# Data for this exercise
________________

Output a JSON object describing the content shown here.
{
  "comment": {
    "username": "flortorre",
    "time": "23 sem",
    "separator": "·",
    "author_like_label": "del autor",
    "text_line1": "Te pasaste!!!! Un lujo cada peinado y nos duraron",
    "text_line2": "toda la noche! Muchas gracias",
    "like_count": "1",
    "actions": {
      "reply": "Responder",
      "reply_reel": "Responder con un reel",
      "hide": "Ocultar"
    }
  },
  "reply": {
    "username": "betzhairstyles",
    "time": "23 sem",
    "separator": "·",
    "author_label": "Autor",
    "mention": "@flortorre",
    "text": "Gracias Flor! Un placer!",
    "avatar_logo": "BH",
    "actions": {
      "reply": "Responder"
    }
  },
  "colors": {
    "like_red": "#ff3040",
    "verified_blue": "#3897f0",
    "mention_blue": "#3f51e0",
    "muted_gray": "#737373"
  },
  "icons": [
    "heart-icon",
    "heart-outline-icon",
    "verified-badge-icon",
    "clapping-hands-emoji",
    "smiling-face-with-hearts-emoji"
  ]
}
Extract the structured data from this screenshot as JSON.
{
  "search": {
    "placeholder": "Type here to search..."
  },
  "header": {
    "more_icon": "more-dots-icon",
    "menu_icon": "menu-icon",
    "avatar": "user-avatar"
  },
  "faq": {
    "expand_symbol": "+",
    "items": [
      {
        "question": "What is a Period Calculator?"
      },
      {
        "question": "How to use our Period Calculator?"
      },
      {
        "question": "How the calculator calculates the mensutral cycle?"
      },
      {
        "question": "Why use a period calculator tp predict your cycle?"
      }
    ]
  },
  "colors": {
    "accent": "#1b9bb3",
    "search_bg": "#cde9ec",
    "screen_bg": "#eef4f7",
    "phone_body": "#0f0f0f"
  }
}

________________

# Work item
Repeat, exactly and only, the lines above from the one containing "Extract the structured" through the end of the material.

# Answer to this problem
Extract the structured data from this screenshot as JSON.
{
  "search": {
    "placeholder": "Type here to search..."
  },
  "header": {
    "more_icon": "more-dots-icon",
    "menu_icon": "menu-icon",
    "avatar": "user-avatar"
  },
  "faq": {
    "expand_symbol": "+",
    "items": [
      {
        "question": "What is a Period Calculator?"
      },
      {
        "question": "How to use our Period Calculator?"
      },
      {
        "question": "How the calculator calculates the mensutral cycle?"
      },
      {
        "question": "Why use a period calculator tp predict your cycle?"
      }
    ]
  },
  "colors": {
    "accent": "#1b9bb3",
    "search_bg": "#cde9ec",
    "screen_bg": "#eef4f7",
    "phone_body": "#0f0f0f"
  }
}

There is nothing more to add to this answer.